Data about app and page elements
- - - - -
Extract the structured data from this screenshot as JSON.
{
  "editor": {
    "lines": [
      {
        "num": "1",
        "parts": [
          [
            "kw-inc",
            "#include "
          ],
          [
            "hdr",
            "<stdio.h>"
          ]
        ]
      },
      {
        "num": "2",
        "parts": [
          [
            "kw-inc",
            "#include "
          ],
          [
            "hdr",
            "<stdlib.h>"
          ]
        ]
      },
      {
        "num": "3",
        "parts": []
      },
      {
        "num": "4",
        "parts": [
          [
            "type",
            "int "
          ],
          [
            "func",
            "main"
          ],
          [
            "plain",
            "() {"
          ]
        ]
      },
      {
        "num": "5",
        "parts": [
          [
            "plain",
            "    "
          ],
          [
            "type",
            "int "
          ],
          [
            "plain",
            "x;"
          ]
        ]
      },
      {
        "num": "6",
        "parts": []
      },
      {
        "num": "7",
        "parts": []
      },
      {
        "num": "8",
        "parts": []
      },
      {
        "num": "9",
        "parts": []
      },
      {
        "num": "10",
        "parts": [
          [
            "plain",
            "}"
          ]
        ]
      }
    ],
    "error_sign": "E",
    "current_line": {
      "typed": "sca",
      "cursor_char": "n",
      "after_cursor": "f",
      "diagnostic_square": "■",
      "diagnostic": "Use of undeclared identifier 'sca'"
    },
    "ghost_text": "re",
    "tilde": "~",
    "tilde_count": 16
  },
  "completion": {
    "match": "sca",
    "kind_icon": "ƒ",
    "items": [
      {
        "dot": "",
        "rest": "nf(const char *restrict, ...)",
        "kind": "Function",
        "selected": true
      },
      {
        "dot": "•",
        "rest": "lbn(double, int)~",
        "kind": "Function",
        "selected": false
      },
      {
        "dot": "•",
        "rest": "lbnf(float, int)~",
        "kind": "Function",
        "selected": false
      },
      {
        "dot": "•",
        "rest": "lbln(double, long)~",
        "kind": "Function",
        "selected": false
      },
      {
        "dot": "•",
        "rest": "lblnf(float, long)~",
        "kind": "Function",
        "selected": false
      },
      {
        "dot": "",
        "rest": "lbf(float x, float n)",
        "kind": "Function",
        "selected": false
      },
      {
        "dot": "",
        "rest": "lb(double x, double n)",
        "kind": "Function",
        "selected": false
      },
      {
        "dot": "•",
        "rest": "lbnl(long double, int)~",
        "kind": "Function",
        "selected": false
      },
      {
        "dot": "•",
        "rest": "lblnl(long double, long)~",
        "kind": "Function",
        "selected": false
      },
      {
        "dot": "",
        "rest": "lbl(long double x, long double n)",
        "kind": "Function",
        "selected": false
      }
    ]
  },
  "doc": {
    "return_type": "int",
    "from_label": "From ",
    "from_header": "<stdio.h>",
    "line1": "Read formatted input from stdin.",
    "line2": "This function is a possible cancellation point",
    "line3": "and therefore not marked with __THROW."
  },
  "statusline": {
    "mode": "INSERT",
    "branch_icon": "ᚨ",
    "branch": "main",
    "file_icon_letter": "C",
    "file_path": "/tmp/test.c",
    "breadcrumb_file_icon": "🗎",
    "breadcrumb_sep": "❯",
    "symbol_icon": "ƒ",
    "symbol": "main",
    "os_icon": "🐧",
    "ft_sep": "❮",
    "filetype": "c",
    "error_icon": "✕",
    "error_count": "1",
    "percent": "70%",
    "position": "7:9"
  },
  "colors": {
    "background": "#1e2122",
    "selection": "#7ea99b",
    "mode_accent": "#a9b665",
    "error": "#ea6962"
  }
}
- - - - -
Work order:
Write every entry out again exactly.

Answer for this exercise:
Extract the structured data from this screenshot as JSON.
{
  "editor": {
    "lines": [
      {
        "num": "1",
        "parts": [
          [
            "kw-inc",
            "#include "
          ],
          [
            "hdr",
            "<stdio.h>"
          ]
        ]
      },
      {
        "num": "2",
        "parts": [
          [
            "kw-inc",
            "#include "
          ],
          [
            "hdr",
            "<stdlib.h>"
          ]
        ]
      },
      {
        "num": "3",
        "parts": []
      },
      {
        "num": "4",
        "parts": [
          [
            "type",
            "int "
          ],
          [
            "func",
            "main"
          ],
          [
            "plain",
            "() {"
          ]
        ]
      },
      {
        "num": "5",
        "parts": [
          [
            "plain",
            "    "
          ],
          [
            "type",
            "int "
          ],
          [
            "plain",
            "x;"
          ]
        ]
      },
      {
        "num": "6",
        "parts": []
      },
      {
        "num": "7",
        "parts": []
      },
      {
        "num": "8",
        "parts": []
      },
      {
        "num": "9",
        "parts": []
      },
      {
        "num": "10",
        "parts": [
          [
            "plain",
            "}"
          ]
        ]
      }
    ],
    "error_sign": "E",
    "current_line": {
      "typed": "sca",
      "cursor_char": "n",
      "after_cursor": "f",
      "diagnostic_square": "■",
      "diagnostic": "Use of undeclared identifier 'sca'"
    },
    "ghost_text": "re",
    "tilde": "~",
    "tilde_count": 16
  },
  "completion": {
    "match": "sca",
    "kind_icon": "ƒ",
    "items": [
      {
        "dot": "",
        "rest": "nf(const char *restrict, ...)",
        "kind": "Function",
        "selected": true
      },
      {
        "dot": "•",
        "rest": "lbn(double, int)~",
        "kind": "Function",
        "selected": false
      },
      {
        "dot": "•",
        "rest": "lbnf(float, int)~",
        "kind": "Function",
        "selected": false
      },
      {
        "dot": "•",
        "rest": "lbln(double, long)~",
        "kind": "Function",
        "selected": false
      },
      {
        "dot": "•",
        "rest": "lblnf(float, long)~",
        "kind": "Function",
        "selected": false
      },
      {
        "dot": "",
        "rest": "lbf(float x, float n)",
        "kind": "Function",
        "selected": false
      },
      {
        "dot": "",
        "rest": "lb(double x, double n)",
        "kind": "Function",
        "selected": false
      },
      {
        "dot": "•",
        "rest": "lbnl(long double, int)~",
        "kind": "Function",
        "selected": false
      },
      {
        "dot": "•",
        "rest": "lblnl(long double, long)~",
        "kind": "Function",
        "selected": false
      },
      {
        "dot": "",
        "rest": "lbl(long double x, long double n)",
        "kind": "Function",
        "selected": false
      }
    ]
  },
  "doc": {
    "return_type": "int",
    "from_label": "From ",
    "from_header": "<stdio.h>",
    "line1": "Read formatted input from stdin.",
    "line2": "This function is a possible cancellation point",
    "line3": "and therefore not marked with __THROW."
  },
  "statusline": {
    "mode": "INSERT",
    "branch_icon": "ᚨ",
    "branch": "main",
    "file_icon_letter": "C",
    "file_path": "/tmp/test.c",
    "breadcrumb_file_icon": "🗎",
    "breadcrumb_sep": "❯",
    "symbol_icon": "ƒ",
    "symbol": "main",
    "os_icon": "🐧",
    "ft_sep": "❮",
    "filetype": "c",
    "error_icon": "✕",
    "error_count": "1",
    "percent": "70%",
    "position": "7:9"
  },
  "colors": {
    "background": "#1e2122",
    "selection": "#7ea99b",
    "mode_accent": "#a9b665",
    "error": "#ea6962"
  }
}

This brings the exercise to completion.